There are a lot of choices out there with regards to inflatable boats, and it could be a bit overwhelming. If you’re planning on buying an inflatable boat, there are a few things you need to consider before diving head-first into a purchase. PVC or Hypalon? Roll-up, air floor, or rigid hull? These are the questions that you have to answer, and we’ll help you choose the one that’s right for you once you’ve explored the options. Now, let’s go over what distinguishes one inflatable boat from another, because they’re not all made the same.
While manufacturers can select from several various kinds of materials used to make the tubes upon an inflatable boat, we are going to focus on the two most durable fabrics: Inflatable Floating Platform. Both of these fabric types are used by every major inflatable boat logo and certainly are a proven, time-tested – and battle-tested – method to build an inflatable.
Fabric types – Hypalon was a proprietary synthetic rubber coating from DuPont, placed on the exterior of the material. While the Hypalon brand name has stopped being created by DuPont, the reasoning lives on using their company manufacturers. This coating – called CSM – provides surprising strength, and the neoprene coating on the interior assists with sealing. Hypalon/CSM boats are hand-glued. Because building these boats is fairly labor-intensive, and because they are more durable, they cost more than boats made from PVC. Hypalon/CSM inflatable boats are resistant to many different things, including oil, abrasion, harsh temperatures, gasoline, and other chemicals. As a result of being so hardy, they’re considered suitable for boating in extreme conditions or perhaps for boaters who won’t be deflating their boats repeatedly. These boats are typically guaranteed for around 5 years or longer with a decade being the customary warranty for Hypalon/CSM boats.

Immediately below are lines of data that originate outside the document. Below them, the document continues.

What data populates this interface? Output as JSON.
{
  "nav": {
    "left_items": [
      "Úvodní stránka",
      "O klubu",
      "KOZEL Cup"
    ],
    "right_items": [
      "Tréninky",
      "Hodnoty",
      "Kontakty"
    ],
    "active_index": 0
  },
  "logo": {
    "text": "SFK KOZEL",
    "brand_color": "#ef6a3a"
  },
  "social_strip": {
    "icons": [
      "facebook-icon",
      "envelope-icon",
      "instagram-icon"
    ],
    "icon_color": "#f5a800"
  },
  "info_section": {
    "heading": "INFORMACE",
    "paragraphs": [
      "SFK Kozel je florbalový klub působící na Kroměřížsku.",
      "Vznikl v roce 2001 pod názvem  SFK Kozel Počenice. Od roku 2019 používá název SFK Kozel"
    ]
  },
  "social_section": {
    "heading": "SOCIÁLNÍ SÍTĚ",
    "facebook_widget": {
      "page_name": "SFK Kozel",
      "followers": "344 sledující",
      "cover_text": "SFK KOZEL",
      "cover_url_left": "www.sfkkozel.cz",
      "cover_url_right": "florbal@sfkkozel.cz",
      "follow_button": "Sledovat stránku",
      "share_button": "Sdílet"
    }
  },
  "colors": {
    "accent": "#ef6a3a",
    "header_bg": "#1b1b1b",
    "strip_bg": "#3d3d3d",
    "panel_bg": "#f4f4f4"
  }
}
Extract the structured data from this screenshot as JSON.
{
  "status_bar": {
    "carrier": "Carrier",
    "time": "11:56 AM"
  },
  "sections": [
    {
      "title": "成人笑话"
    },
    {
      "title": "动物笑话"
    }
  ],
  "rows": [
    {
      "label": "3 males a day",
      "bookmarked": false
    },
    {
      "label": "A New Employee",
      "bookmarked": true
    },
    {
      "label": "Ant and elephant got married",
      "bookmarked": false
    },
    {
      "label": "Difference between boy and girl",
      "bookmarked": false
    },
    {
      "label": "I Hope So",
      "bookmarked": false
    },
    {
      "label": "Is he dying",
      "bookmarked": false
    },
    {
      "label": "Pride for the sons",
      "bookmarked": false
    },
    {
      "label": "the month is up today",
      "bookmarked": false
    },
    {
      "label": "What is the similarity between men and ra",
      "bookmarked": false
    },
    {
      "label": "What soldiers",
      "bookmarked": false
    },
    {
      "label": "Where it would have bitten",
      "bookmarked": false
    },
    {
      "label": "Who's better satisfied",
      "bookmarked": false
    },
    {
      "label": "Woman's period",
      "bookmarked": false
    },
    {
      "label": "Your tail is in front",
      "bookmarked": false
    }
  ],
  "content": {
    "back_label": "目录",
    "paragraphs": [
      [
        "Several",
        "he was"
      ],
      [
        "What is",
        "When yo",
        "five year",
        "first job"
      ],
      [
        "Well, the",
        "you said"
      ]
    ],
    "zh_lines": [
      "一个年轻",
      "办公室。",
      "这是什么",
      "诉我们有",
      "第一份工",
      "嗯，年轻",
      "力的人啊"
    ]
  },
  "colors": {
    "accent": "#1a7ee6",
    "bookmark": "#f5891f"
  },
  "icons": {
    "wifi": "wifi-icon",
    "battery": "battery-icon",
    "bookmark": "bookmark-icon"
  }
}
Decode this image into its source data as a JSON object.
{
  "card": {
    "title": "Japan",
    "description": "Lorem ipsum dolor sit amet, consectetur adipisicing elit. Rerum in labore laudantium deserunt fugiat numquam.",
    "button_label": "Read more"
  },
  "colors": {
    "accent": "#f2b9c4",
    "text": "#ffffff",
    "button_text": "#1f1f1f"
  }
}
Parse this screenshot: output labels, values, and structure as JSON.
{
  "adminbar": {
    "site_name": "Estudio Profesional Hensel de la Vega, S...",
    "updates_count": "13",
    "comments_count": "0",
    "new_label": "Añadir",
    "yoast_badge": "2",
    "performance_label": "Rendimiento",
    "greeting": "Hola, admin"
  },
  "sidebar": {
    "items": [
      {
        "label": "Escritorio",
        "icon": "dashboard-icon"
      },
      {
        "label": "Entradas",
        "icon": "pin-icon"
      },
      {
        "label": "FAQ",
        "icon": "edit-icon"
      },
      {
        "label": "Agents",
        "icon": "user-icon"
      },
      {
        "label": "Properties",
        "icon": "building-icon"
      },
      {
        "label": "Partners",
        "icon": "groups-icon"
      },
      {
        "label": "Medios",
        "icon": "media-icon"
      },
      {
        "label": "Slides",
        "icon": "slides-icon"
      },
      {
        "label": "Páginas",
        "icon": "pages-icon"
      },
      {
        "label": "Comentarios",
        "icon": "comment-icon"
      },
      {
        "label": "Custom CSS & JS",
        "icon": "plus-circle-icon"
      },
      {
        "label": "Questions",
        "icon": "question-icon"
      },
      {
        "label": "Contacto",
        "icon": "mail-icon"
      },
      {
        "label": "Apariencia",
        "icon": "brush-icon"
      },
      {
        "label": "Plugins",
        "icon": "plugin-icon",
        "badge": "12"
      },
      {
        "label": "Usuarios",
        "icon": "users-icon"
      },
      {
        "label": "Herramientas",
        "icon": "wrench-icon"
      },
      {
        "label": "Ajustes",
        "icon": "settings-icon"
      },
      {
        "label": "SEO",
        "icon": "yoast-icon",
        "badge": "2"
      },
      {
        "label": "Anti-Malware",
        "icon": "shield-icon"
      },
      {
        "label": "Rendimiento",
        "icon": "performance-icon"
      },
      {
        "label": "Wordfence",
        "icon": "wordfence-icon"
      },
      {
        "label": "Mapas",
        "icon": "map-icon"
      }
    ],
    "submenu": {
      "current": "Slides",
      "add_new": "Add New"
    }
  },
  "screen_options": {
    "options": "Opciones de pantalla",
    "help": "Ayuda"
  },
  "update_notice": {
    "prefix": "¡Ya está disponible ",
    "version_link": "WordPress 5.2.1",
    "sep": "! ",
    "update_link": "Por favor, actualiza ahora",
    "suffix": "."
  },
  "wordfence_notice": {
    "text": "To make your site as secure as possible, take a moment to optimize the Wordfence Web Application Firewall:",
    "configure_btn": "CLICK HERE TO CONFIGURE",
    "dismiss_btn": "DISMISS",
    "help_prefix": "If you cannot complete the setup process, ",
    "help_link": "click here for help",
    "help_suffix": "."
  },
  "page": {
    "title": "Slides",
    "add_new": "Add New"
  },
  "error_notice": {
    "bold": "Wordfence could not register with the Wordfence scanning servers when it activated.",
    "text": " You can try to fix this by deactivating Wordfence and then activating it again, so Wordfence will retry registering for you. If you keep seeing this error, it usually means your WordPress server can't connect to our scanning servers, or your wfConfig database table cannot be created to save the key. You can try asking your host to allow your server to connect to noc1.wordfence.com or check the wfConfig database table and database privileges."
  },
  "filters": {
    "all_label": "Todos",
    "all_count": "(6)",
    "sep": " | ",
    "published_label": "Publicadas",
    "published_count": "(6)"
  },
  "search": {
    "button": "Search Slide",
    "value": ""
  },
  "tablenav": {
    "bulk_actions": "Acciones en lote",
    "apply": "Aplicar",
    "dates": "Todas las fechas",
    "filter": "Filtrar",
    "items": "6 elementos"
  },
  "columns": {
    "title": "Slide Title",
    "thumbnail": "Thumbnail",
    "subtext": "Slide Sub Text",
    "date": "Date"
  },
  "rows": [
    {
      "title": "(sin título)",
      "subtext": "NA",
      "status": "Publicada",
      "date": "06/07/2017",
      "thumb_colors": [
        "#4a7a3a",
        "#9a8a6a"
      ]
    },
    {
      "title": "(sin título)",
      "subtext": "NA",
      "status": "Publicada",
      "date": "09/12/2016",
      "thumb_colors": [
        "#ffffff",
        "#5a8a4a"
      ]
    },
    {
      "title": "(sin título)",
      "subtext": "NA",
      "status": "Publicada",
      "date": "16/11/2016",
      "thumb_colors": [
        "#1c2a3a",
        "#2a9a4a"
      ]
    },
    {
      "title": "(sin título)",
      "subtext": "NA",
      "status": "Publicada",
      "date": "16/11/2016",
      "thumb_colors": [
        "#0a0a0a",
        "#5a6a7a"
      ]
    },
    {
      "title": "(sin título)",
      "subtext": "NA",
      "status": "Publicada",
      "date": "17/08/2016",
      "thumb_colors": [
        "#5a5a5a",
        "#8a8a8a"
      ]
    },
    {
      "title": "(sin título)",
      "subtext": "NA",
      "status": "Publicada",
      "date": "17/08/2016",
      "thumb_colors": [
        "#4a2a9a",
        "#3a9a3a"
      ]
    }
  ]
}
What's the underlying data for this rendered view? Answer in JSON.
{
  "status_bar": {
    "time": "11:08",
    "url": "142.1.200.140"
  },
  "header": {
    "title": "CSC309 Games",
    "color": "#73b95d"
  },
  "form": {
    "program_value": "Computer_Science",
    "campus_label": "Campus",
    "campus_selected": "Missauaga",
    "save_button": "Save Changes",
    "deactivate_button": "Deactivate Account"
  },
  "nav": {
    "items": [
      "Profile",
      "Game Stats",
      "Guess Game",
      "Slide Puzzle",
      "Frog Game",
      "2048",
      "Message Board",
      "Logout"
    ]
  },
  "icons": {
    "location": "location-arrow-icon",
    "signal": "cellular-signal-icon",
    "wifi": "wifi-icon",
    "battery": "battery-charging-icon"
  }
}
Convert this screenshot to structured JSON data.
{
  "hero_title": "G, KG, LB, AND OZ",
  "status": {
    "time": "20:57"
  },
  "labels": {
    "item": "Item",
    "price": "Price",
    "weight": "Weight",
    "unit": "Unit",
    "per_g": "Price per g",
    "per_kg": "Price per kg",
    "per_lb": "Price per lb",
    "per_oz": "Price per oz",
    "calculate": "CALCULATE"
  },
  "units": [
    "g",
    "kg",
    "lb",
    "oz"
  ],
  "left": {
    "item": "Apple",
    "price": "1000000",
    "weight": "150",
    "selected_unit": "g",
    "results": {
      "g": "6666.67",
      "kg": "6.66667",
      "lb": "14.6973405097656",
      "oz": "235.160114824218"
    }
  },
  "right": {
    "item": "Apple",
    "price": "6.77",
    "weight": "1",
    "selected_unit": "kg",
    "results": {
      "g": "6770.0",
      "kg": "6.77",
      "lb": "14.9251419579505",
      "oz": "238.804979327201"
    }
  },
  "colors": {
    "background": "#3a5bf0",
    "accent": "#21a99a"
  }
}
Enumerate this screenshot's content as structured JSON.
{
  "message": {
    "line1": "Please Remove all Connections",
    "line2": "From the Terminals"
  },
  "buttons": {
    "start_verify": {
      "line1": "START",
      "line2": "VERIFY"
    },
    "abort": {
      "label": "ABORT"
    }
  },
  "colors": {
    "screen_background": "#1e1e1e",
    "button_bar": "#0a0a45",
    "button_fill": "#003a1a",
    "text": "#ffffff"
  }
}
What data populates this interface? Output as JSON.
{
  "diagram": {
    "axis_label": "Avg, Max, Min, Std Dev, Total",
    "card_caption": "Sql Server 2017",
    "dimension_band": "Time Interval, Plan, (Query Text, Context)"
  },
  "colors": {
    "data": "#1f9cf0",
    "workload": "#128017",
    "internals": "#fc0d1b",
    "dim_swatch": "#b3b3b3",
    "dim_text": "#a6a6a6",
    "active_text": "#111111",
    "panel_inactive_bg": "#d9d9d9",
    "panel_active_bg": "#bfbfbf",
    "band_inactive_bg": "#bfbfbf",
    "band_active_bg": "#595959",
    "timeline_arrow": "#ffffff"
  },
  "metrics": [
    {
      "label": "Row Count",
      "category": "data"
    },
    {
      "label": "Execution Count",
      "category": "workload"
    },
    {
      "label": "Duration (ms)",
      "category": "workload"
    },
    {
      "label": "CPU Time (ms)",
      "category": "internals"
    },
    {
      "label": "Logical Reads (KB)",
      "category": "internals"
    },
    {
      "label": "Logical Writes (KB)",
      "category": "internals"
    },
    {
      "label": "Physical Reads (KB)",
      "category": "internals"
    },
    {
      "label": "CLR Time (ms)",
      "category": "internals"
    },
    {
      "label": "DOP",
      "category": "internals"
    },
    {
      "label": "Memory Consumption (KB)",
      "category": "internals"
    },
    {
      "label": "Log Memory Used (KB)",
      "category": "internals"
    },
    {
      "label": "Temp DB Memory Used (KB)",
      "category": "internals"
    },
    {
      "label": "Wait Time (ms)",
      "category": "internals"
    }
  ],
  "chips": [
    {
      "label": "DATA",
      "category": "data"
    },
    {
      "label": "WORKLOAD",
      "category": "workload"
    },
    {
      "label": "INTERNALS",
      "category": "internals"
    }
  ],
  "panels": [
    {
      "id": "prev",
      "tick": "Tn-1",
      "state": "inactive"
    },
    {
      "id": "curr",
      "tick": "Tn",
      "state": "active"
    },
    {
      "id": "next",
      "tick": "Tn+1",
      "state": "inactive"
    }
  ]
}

PVC is a kind of plastic coating laminate around a nylon fiber core. They can be assembled manually, but they are more frequently done by machine, so they’re not as labor intensive. Therefore, boats made using PVC are generally cheaper than Hypalon inflatable boats. PVC is quite tough and is very easy to repair. It is really not quite as durable as Hypalon, however, and selecting a PVC boat for hot climates will take extra effort to keep. Utilization of a boat cover is suggested, in addition to liberal use of 303, a UV ray protectant. PVC provides great value for anyone utilizing their inflatable in cooler climates such as in Seattle and also the Pacific Northwest, and are perfect for recreational use.
You can find three different hull types available: roll-up, air floor, and rigid hull. A roll-up boat typically features a removable floor system, composed of Drop Stitch Fabric and secured in the boat using aluminum rails called “stringers”. The stringers work as the backbone of the boat. There have been inflatables that use a hinged floor system that rolls with the boat, which are seldom seen. Roll-up boats are typically lighter compared to the rigid hull boats, but heavier than the air floors. Assembly can be tough, especially for folks who are by themselves. An inflatable keel for planing and tracking is normal.
The environment floor boats work with an inflatable bladder as the floor, typically with drop-stitch construction. This implies there are millions of small strands of fibers in the bladder that prevent ballooning. When properly inflated, air floors can feel as rigid as wood, and simply supports the body weight of countless adults along with their gear! Air floor remains in the boat for storage, and rolls with the tubeset. Preparing the boat for use is simple, as all you need to do is get air to the floor and tubes; not one other installation is necessary. Air floors are also very light-weight and may be inflated on deck, even over hatches or some other obstructions that will make assembling a roll-up inflatable difficult or impossible. Air floor boats are generally more expensive than roll-ups but lower than gbpman hulls. Air floors can be replaced if damaged or worn. Inflatable keels are typical, with inflation sometimes plumbed into the floor making for extremely easy setup.
Rigid hull inflatables (commonly called RIB’s) supply the best performance, and not just because they are usually rated for higher horsepower outboards than comparable length roll-ups or air floors. The RIB has planing characteristics similar to traditional hulled boats; quick to have on step and can be used for many different purposes, including pulling a water skier. Virtually all the brand name luxury inflatables are RIBs. Hull construction can be produced from Inflatable Drop Stitch, having a keel guard suggested for durable defense against rocks and beaching. Investing in a RIB almost guarantees the need for a trailer for transport, so keep that added expense under consideration while shopping. There are several smaller RIB’s (across the 10′ size) that provide a folding transom for easier storage; just deflate the tubes and fold the transom down to get a low profile.